Snow, Sleet, Hail, & Freezing Rain Facts
When I was young, I loved snow for many
reasons. Perhaps the biggest reason I loved snow was that it created the potential
for getting a day off of school. Of course, sledding, building snow men, snowball
fights, and just watching the snow fall were great pastimes, especially if done
while enjoying a day off school. Unfortunately, where I grew up in Annapolis, Maryland,
there was never enough snow for my liking. I recall vividly laying in bed on a school
morning listening to the AM radio hoping to hear a report of a school closing. Usually,
it would be raining at my house while the announcer would report that kids at schools
in the northern and western counties would be off for the day. Only my parents were
happy about that.
Later in life, I still enjoy the snow, but after living for
years in Vermont and upstate New York, my definition of great snow is mostly that
which I can see on the distant mountain tops while my driveway is clear.
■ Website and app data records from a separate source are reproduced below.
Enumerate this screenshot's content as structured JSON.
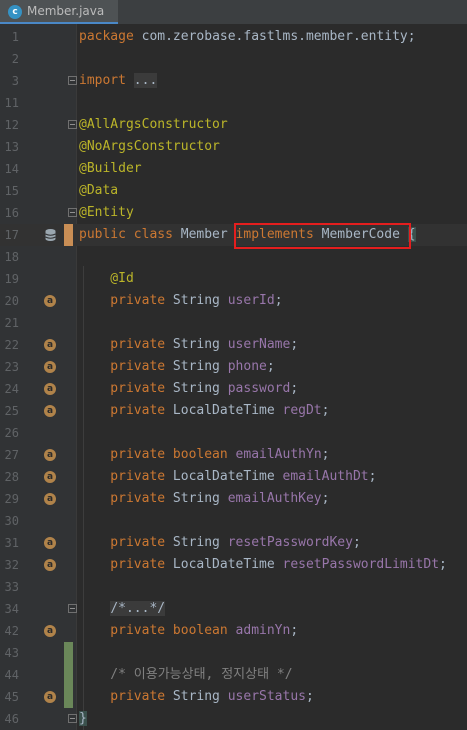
{
  "tab": {
    "label": "Member.java",
    "icon": "java-class-icon"
  },
  "lines": [
    {
      "num": "1",
      "tokens": [
        {
          "t": "package ",
          "c": "kw"
        },
        {
          "t": "com.zerobase.fastlms.member.entity;",
          "c": ""
        }
      ]
    },
    {
      "num": "2",
      "tokens": []
    },
    {
      "num": "3",
      "tokens": [
        {
          "t": "import ",
          "c": "kw"
        },
        {
          "t": "...",
          "c": "fold-txt"
        }
      ],
      "fold": true
    },
    {
      "num": "11",
      "tokens": []
    },
    {
      "num": "12",
      "tokens": [
        {
          "t": "@AllArgsConstructor",
          "c": "ann"
        }
      ],
      "fold": true
    },
    {
      "num": "13",
      "tokens": [
        {
          "t": "@NoArgsConstructor",
          "c": "ann"
        }
      ]
    },
    {
      "num": "14",
      "tokens": [
        {
          "t": "@Builder",
          "c": "ann"
        }
      ]
    },
    {
      "num": "15",
      "tokens": [
        {
          "t": "@Data",
          "c": "ann"
        }
      ]
    },
    {
      "num": "16",
      "tokens": [
        {
          "t": "@Entity",
          "c": "ann"
        }
      ],
      "fold": true
    },
    {
      "num": "17",
      "tokens": [
        {
          "t": "public class ",
          "c": "kw"
        },
        {
          "t": "Member ",
          "c": ""
        },
        {
          "t": "implements ",
          "c": "kw"
        },
        {
          "t": "MemberCode ",
          "c": ""
        },
        {
          "t": "{",
          "c": "brace-hl"
        }
      ],
      "current": true,
      "marker": "db-icon",
      "change": "mod"
    },
    {
      "num": "18",
      "tokens": []
    },
    {
      "num": "19",
      "tokens": [
        {
          "t": "    @Id",
          "c": "ann"
        }
      ]
    },
    {
      "num": "20",
      "tokens": [
        {
          "t": "    private ",
          "c": "kw"
        },
        {
          "t": "String ",
          "c": ""
        },
        {
          "t": "userId",
          "c": "fld"
        },
        {
          "t": ";",
          "c": ""
        }
      ],
      "marker": "field-key"
    },
    {
      "num": "21",
      "tokens": []
    },
    {
      "num": "22",
      "tokens": [
        {
          "t": "    private ",
          "c": "kw"
        },
        {
          "t": "String ",
          "c": ""
        },
        {
          "t": "userName",
          "c": "fld"
        },
        {
          "t": ";",
          "c": ""
        }
      ],
      "marker": "field"
    },
    {
      "num": "23",
      "tokens": [
        {
          "t": "    private ",
          "c": "kw"
        },
        {
          "t": "String ",
          "c": ""
        },
        {
          "t": "phone",
          "c": "fld"
        },
        {
          "t": ";",
          "c": ""
        }
      ],
      "marker": "field"
    },
    {
      "num": "24",
      "tokens": [
        {
          "t": "    private ",
          "c": "kw"
        },
        {
          "t": "String ",
          "c": ""
        },
        {
          "t": "password",
          "c": "fld"
        },
        {
          "t": ";",
          "c": ""
        }
      ],
      "marker": "field"
    },
    {
      "num": "25",
      "tokens": [
        {
          "t": "    private ",
          "c": "kw"
        },
        {
          "t": "LocalDateTime ",
          "c": ""
        },
        {
          "t": "regDt",
          "c": "fld"
        },
        {
          "t": ";",
          "c": ""
        }
      ],
      "marker": "field"
    },
    {
      "num": "26",
      "tokens": []
    },
    {
      "num": "27",
      "tokens": [
        {
          "t": "    private ",
          "c": "kw"
        },
        {
          "t": "boolean ",
          "c": "kw"
        },
        {
          "t": "emailAuthYn",
          "c": "fld"
        },
        {
          "t": ";",
          "c": ""
        }
      ],
      "marker": "field"
    },
    {
      "num": "28",
      "tokens": [
        {
          "t": "    private ",
          "c": "kw"
        },
        {
          "t": "LocalDateTime ",
          "c": ""
        },
        {
          "t": "emailAuthDt",
          "c": "fld"
        },
        {
          "t": ";",
          "c": ""
        }
      ],
      "marker": "field"
    },
    {
      "num": "29",
      "tokens": [
        {
          "t": "    private ",
          "c": "kw"
        },
        {
          "t": "String ",
          "c": ""
        },
        {
          "t": "emailAuthKey",
          "c": "fld"
        },
        {
          "t": ";",
          "c": ""
        }
      ],
      "marker": "field"
    },
    {
      "num": "30",
      "tokens": []
    },
    {
      "num": "31",
      "tokens": [
        {
          "t": "    private ",
          "c": "kw"
        },
        {
          "t": "String ",
          "c": ""
        },
        {
          "t": "resetPasswordKey",
          "c": "fld"
        },
        {
          "t": ";",
          "c": ""
        }
      ],
      "marker": "field"
    },
    {
      "num": "32",
      "tokens": [
        {
          "t": "    private ",
          "c": "kw"
        },
        {
          "t": "LocalDateTime ",
          "c": ""
        },
        {
          "t": "resetPasswordLimitDt",
          "c": "fld"
        },
        {
          "t": ";",
          "c": ""
        }
      ],
      "marker": "field"
    },
    {
      "num": "33",
      "tokens": []
    },
    {
      "num": "34",
      "tokens": [
        {
          "t": "    ",
          "c": ""
        },
        {
          "t": "/*...*/",
          "c": "fold-txt"
        }
      ],
      "fold": true
    },
    {
      "num": "42",
      "tokens": [
        {
          "t": "    private ",
          "c": "kw"
        },
        {
          "t": "boolean ",
          "c": "kw"
        },
        {
          "t": "adminYn",
          "c": "fld"
        },
        {
          "t": ";",
          "c": ""
        }
      ],
      "marker": "field"
    },
    {
      "num": "43",
      "tokens": [],
      "change": "add"
    },
    {
      "num": "44",
      "tokens": [
        {
          "t": "    /* 이용가능상태, 정지상태 */",
          "c": "cmt"
        }
      ],
      "change": "add"
    },
    {
      "num": "45",
      "tokens": [
        {
          "t": "    private ",
          "c": "kw"
        },
        {
          "t": "String ",
          "c": ""
        },
        {
          "t": "userStatus",
          "c": "fld"
        },
        {
          "t": ";",
          "c": ""
        }
      ],
      "marker": "field",
      "change": "add"
    },
    {
      "num": "46",
      "tokens": [
        {
          "t": "}",
          "c": "brace-hl"
        }
      ],
      "fold": true
    }
  ],
  "highlight_label": "implements MemberCode",
  "colors": {
    "keyword": "#cc7832",
    "annotation": "#bbb529",
    "field": "#9876aa",
    "comment": "#808080",
    "highlight_box": "#e41e1e"
  }
}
The days
of having a four-month-long layer of packed snow on my driveway and road in front
of the house is past. I sure would have loved it forty years ago, though.
10" (25 cm)
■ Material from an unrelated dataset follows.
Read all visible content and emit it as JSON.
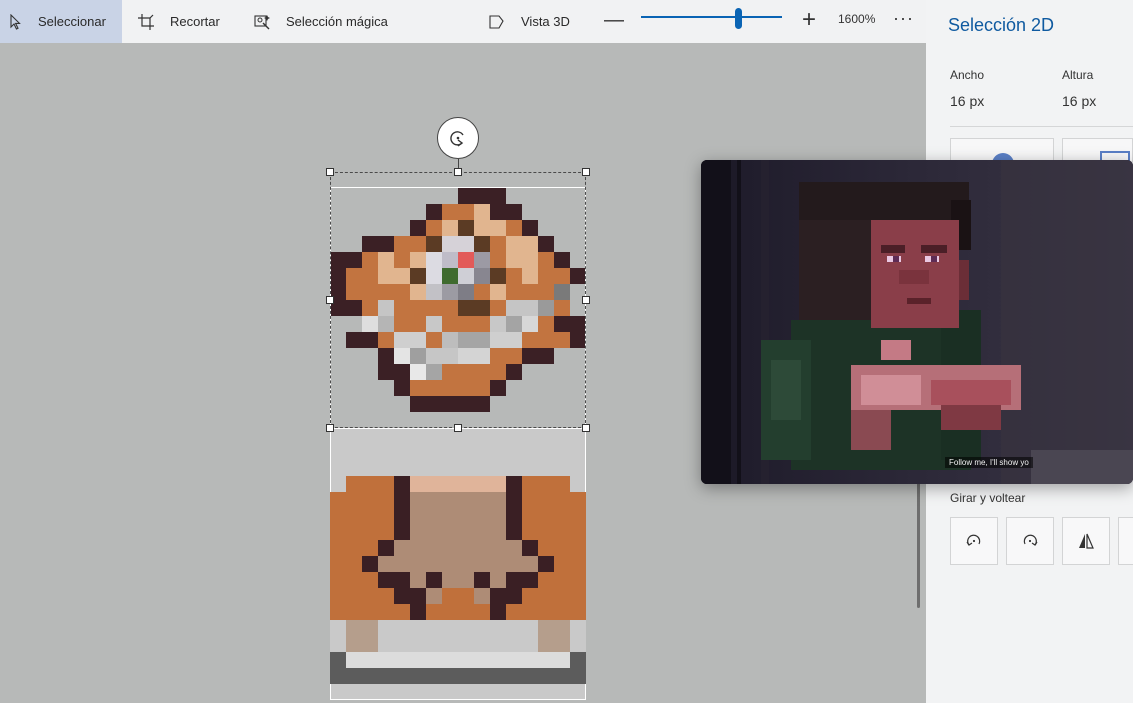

|Heavy, Wet Snow:
4 to 5 (10-13 cm)
|Dry, Powdery Snow:
15 (38 cm)
|Sleet: Precipitation of small,
partially melted grains of ice. Sleet occurs only during the winter, while hail,
a different form of icy precipitation, may fall at any time of the year.
Freezing Rain: Precipitation that
begins as snow falling from a cloud towards earth. It melts completely on its way
down through a layer of warm (above freezing) air and then supercools in a small
layer of cold air just before it impacts the surface. Due to being supercooled the
water freezes again upon impact.
Hail: Precipitation composed
of chunks or lumps of ice formed in strong updrafts in cumulonimbus clouds. Individual
lumps are called hailstones. Most hailstones are spherical or oblong, some are conical,
and some are bumpy and irregular.
Snowflake: Formed when water
vapor turns to ice crystals either in the clouds or on the way down to Earth.
Winter Storm Watch: Issued under changing weather conditions, when the specific
timing, location, and path of an approaching or forming storm are undetermined.
Winter Storm Warning: Issued
when more than 6 inches of snow, a significant ice accumulations, or a dangerous
wind chill (or any combination of the three) is expected within 24 hours.
Blizzard Warning: Issued when
sustained winds of 35 miles per hour or greater, in combination with considerable
snowfall and poor visibility is expected for three hours or more.
Northeaster (aka Nor'easter):
A storm that typically produces heavy snow and rain and generates large waves
in the Atlantic costal regions, often causing beach erosion and structural damage
to buildings. Wind gusts can exceed hurricane speeds.
||Pea size, causes no damage
||Leaves and flower petals punctured and torn
||Leaves stripped form trees and plants
||Panes of glass broken, auto bodies dented
||Some house windows broken, small tree branches broken, birds killed
||Many house windows broken, small animals injured, large tree branches
||Roof shingles destroyed, metal roofs dented, wood window frames broken
||Roofs shattered, autos seriously damaged
||Roofs totally destroyed, small tree trunks split, people seriously injured
||Concrete roofs breeched, large tree trunks split/knocked down, people
at risk of fatal injuries
||Brick structures damaged, people killed
The best place for getting snow, IMHO, is on the front range of the Rocky Mountains
in Colorado. We lived both in Colorado Springs and in Loveland (just south of Ft.
Collins), and the nice thing about snow there is that a foot of it will fall one
day, and it will all be gone three days later. Due to the arid environment and high
altitude (a mile+) the melting snow would evaporate immediately and not generate
the muddy mess that you get in the northeast. Additionally, the thin air creates
the right condition for sublimation whereby the snow passes directly from the frozen
state to the gaseous state without passing through the liquid state. Again, no muddy
Information on this page was gotten from various issue of
The Old Farmers Almanac.
Posted October 13, 2021